Palenque's trees are indeed beautiful.
As for the T-shaped door-windows... I picture a noble or priestly guy with huge palm-tree-style headgear, walking in a door, and having his palm-tree knocked off, embarassingly, unless the upper part of the door is widened a lot. (Or, that lets in more sunlight, simply.) Possibly both notions are invalid.
"@#$@# Thanks for nothing" may go down in history as a Trump's Presidency moment of a typical kind. (What was she expecting? directions? a handout of cold pineapple? I mean, why not Just Ask?)
Are we sure the Red Queen was a Queen? The 'Red Lady of Paviland' turned out to be a male interment, and the red ochre he was covered with in death, gave (her, no:) him, it's name.
See YouTube, The Story of Wales: The Makings of Wales (1 of 5)
0:00 - 5:06 or so, to show something of what the Red 'Lady' of Paviland was (and also... to test whether I may post a URL of this sort. Apparently not :)

June 27, 2019
I'm so happy for you, that you got a whole day in axolotl Disneyland. That's a long time to hold on to a dream, and you made it! So sweet, about the iguanas feeling safe around you, too.

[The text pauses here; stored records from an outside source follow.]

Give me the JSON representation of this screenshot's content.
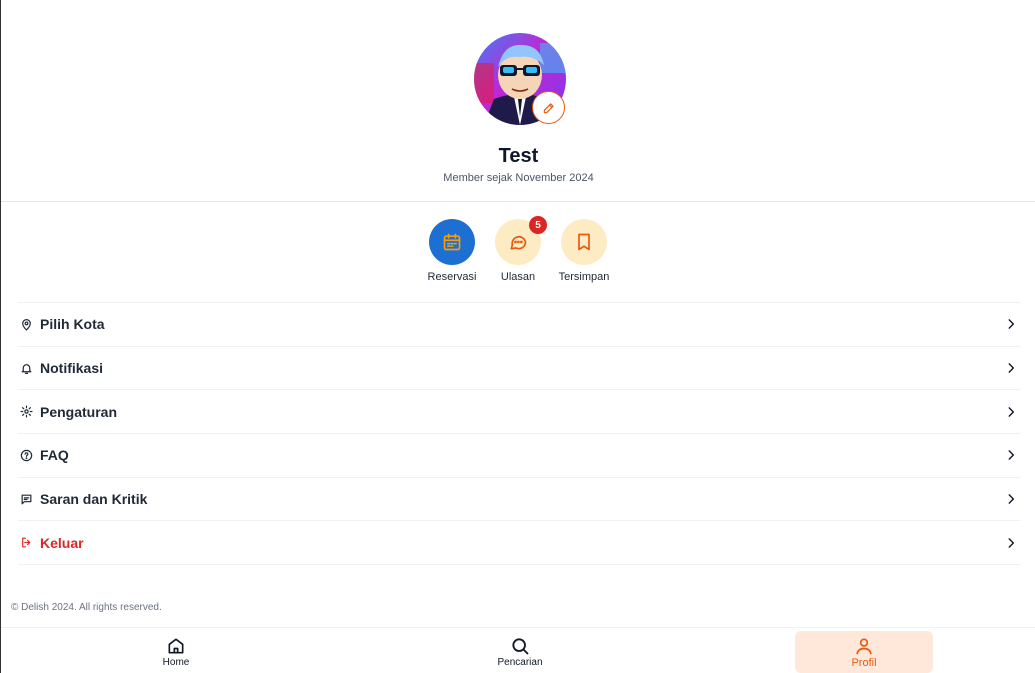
{
  "profile": {
    "name": "Test",
    "member_since": "Member sejak November 2024"
  },
  "quick_actions": [
    {
      "label": "Reservasi",
      "icon": "calendar-icon",
      "bg": "#1d6fd1"
    },
    {
      "label": "Ulasan",
      "icon": "chat-icon",
      "bg": "#fdebc4",
      "badge": "5"
    },
    {
      "label": "Tersimpan",
      "icon": "bookmark-icon",
      "bg": "#fdebc4"
    }
  ],
  "menu": [
    {
      "label": "Pilih Kota",
      "icon": "map-pin-icon"
    },
    {
      "label": "Notifikasi",
      "icon": "bell-icon"
    },
    {
      "label": "Pengaturan",
      "icon": "gear-icon"
    },
    {
      "label": "FAQ",
      "icon": "question-circle-icon"
    },
    {
      "label": "Saran dan Kritik",
      "icon": "message-square-icon"
    },
    {
      "label": "Keluar",
      "icon": "logout-icon"
    }
  ],
  "footer": {
    "copyright": "© Delish 2024. All rights reserved."
  },
  "bottom_nav": [
    {
      "label": "Home",
      "icon": "home-icon"
    },
    {
      "label": "Pencarian",
      "icon": "search-icon"
    },
    {
      "label": "Profil",
      "icon": "user-icon",
      "active": true
    }
  ],
  "colors": {
    "accent": "#ea580c",
    "primary_blue": "#1d6fd1",
    "danger": "#dc2626",
    "soft_yellow": "#fdebc4",
    "active_tab_bg": "#ffe8d9"
  }
}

I've really been enjoying your stories about the wildlife you see, and living the dream of helping them to understand that you're not there to harm them. Even if those two guard-birds from a blog or two ago weren't falling for it.

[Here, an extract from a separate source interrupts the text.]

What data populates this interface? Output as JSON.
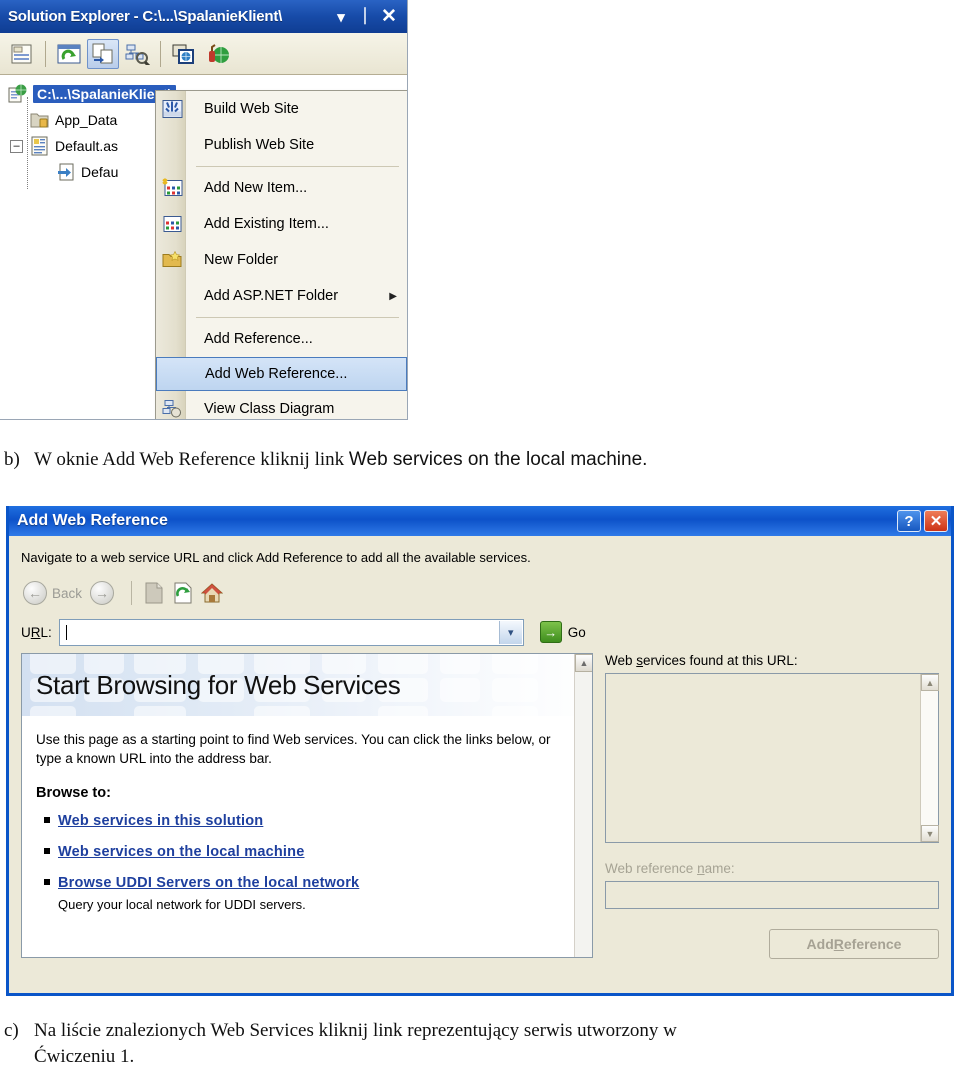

A pratfall tour of the Americas sounds like home movies I'd pay to have a copy of. And have to admit that I've been looking hard at the photos of the Island of Dolls, looking for any specific lines that I recognize and wondering if the guy would sell one. Trying to smuggle one of those putrid things back into the States might not be a wise idea, though. It may contain a new strain of mold that gets confiscated as a biological weapon.

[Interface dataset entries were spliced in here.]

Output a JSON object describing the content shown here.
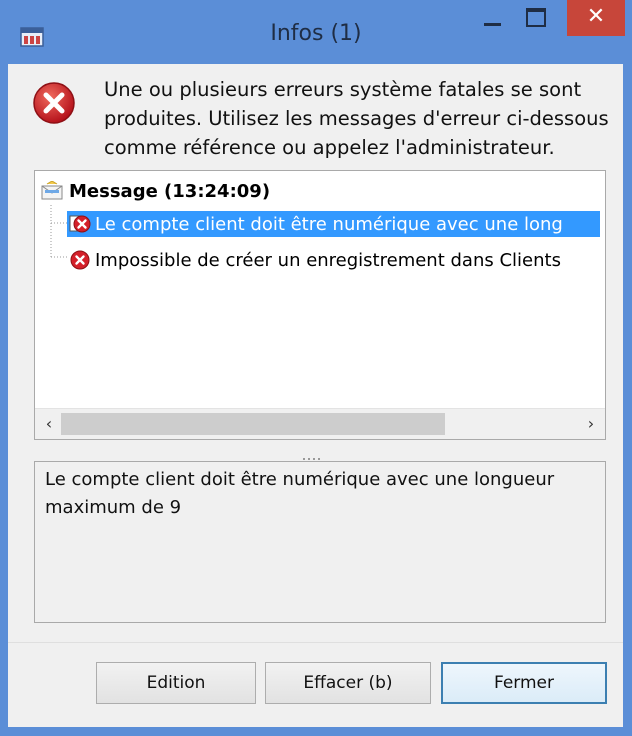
{
  "window": {
    "title": "Infos (1)",
    "close_glyph": "✕"
  },
  "header": {
    "message": "Une ou plusieurs erreurs système fatales se sont produites. Utilisez les messages d'erreur ci-dessous comme référence ou appelez l'administrateur."
  },
  "tree": {
    "root_label": "Message (13:24:09)",
    "items": [
      {
        "label": "Le compte client doit être numérique avec une long",
        "selected": true,
        "icon": "error-doc-icon"
      },
      {
        "label": "Impossible de créer un enregistrement dans Clients",
        "selected": false,
        "icon": "error-icon"
      }
    ],
    "scroll_left": "‹",
    "scroll_right": "›"
  },
  "detail": {
    "text": "Le compte client doit être numérique avec une longueur maximum de 9"
  },
  "buttons": {
    "edition": "Edition",
    "effacer": "Effacer (b)",
    "fermer": "Fermer"
  },
  "colors": {
    "titlebar": "#5b8ed7",
    "close": "#c7463a",
    "selection": "#3399ff",
    "error_red": "#d4202a"
  }
}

Rebekah Tauritz
January 21, 2021
Dear Sean,
I am a researcher from the Netherlands. I am working on a zoo education project about biodiversity designed for upper primary school children. It includes both the development of an education program and the large scale testing of the learning outcomes. One of they eight main characters in the lessons is the axolotl... We are making video's and I discovered how difficult it is to find good photographs and video material of the axolotl in its natural habitat. Especially, images beneath the surface of the water. A Mexian professor has helped me out a bit with some video material of the axolotl below the surface, but I am still searching for good images of what the area looks like. However, most images online seem to be full of people and boats. Our video will zoom in on the natural habitat, so those are not so useful. While searching I came across your blog. And there are some gorgeous pictures of Lake Xochimilco. I was hoping you would allow me to use one or more of your photographs in the lesson material. Of course crediting the photographer who made the pictures. I hope to hear from you. Kind regards, Rebekah


Peru Eventually the steps grew so tiny and I had to turn my feet sideways to fit them onto the six-inch steps, and they grew so steep I had to start grabbing the steps with my hands and ascending like I was rock climbing. I heard a Peruvian couple arguing in Spanish below me. “I can’t do it!” “Climb like a dog! CLIMB LIKE A DOG!”

Central Italy "Buongiorno sir, welcome to the Uffizi Gallery." "Hey there. You got any paintings without Jesus in them?" "Yes of course sir, right through that door marked EXIT." "Hey! There's a Jesus painting out here!" *sound of door slamming*

New Zealand There is a very interesting disconnect that happens at this moment. You know the guy has let go, and therefore you’ve tipped over backwards and are falling off a cliff. But your brain doesn’t process it like “Yep, falling off a cliff now.” Everything is upside down and end over end as the vegetation and cliff face are swirling around you, and your body is enveloped in a sensation of terrifying freedom, no part of it in contact with anything solid at all as you tumble through the air. But rather than thinking “I’m falling and this will be over soon” or “Oh hey, I’m upside down now,” my brain basically just shrugged and said “I can’t help you with this.”